Tuesday, December 18, 2012

Regulation That Favors Big Business

A central concern of progressives is that of large private organizations profiting in ways that harm the public at large, or that harm smaller "mom-and-pop" operations. Often this occurs with the collusion of the agencies that are supposed to be regulating them. Indeed, others would point out that in many cases, the opportunity to be corrupt would not exist without legislation regulating or banning the business activity.

This points to a need, not for anarcho-libertarianism, but at the very least to more efficient regulation that does not make worse the problem it's supposed to combat. One of the chief forces damaging regulation is that there are two kinds of interests involved in regulation: those who genuinely want to protect the public, and those who feel their organization will benefit materially from the regulation. That such a critical problem for democracy has gone so long without a name is incredible. Bruce Yandle calls them Bootleggers and Baptists:
"Baptists" point to the moral high ground and give vital and vocal endorsement of laudable public benefits promised by a desired regulation. Baptists flourish when their moral message forms a visible foundation for political action. "Bootleggers" are much less visible but no less vital. Bootleggers, who expect to profit from the very regulatory restrictions desired by Baptists, grease the political machinery with some of their expected proceeds. They are simply in it for the money.
This, from a post at Madmen, Intellectuals and Academic Scribblers subtitled "Politics Makes Strange Bedfellows". Do read it.

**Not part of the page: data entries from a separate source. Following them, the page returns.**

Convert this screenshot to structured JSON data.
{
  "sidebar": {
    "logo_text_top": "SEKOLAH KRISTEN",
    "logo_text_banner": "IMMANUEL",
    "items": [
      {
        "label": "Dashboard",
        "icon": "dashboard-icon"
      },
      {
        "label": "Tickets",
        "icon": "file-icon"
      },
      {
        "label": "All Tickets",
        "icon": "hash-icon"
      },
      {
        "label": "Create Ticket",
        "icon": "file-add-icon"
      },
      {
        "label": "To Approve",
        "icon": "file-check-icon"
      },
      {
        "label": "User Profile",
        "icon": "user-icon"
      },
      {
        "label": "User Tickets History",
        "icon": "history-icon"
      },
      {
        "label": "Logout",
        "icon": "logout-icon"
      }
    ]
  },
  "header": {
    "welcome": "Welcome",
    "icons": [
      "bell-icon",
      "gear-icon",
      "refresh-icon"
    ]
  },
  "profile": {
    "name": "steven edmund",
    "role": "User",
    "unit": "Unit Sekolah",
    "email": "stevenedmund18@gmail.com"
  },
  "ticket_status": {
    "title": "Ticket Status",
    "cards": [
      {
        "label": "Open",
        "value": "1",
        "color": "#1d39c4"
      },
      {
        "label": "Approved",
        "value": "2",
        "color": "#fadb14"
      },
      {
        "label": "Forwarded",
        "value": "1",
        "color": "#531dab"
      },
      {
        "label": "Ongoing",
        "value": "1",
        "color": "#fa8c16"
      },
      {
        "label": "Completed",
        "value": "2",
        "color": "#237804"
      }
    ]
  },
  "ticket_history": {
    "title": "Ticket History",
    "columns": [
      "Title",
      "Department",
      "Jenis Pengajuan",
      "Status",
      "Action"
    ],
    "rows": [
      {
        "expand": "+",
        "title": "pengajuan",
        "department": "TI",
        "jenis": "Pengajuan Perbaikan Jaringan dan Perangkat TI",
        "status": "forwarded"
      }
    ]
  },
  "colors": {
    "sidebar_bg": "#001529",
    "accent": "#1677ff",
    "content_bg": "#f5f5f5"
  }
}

For example: a few years ago in Berkeley, California there was a well-meaning but incredibly poorly thought-out initiative on the ballot to require that all coffee sold in Berkeley be certified fair-trade, shade-grown, organic. It was noted by many local coffee houses that a certain gigantic coffee chain would have lawyers and deep pockets to do this very easily, and ironically, many small businesses would be badly damaged and a large corporation would benefit from this progressive law. The potential for big-company "bootleggers" to profit from the activity of baptists" is clear. (The article I link to gives another example with environmentalists unwittingly benefitting Big Coal.  Environmentalism is great, but there's probably a way to do it that doesn't favor big business.)

The bottom line: free-market supporters become frustrated when progressives support initiatives that end up favoring big companies. If this seems confusing, then keep in mind that "capitalist" is not the same as "favors big established companies against small ones". In fact, it's more like the opposite.


Philippe Roy said...

I think this topic will be a tough discussion for progressives, as the need for detailed expert regulation is poised against the inability of the layman to assess it's legitimacy.

It's not simply about business, it's also about justice. The latest HSBC judgement has me wondering who regulates the DOJ? It seems to me that regulating the regulators could lead to infinite regression. So what works?

Michael Caton said...

In theory, We The People are supposed to be regulating the DOJ et al. Especially in a complex civilization this doesn't always work, but I don't have a solution there. My goal here is not to argue that "regulations often end up inadvertently favoring established big busienss, therefore we should forget the whole thing", it's just to point out that regulation attempting to restrain some activities of profit-seeking institutions end up damaging both justice and economic growth, and then neither justice- nor profit-maximizers win. Part of the problem too is that every regulating body requires experts, who are often drawn from the industry they're regulating (FDA and FAA); not sure where else we'd find them, and that's a problem you pointed to here - but of course there are predictable results. One possibility would be to have each regulation make a prediction about what effect it will have, and then some mechanism feeding back to point to the failings of bad regulators.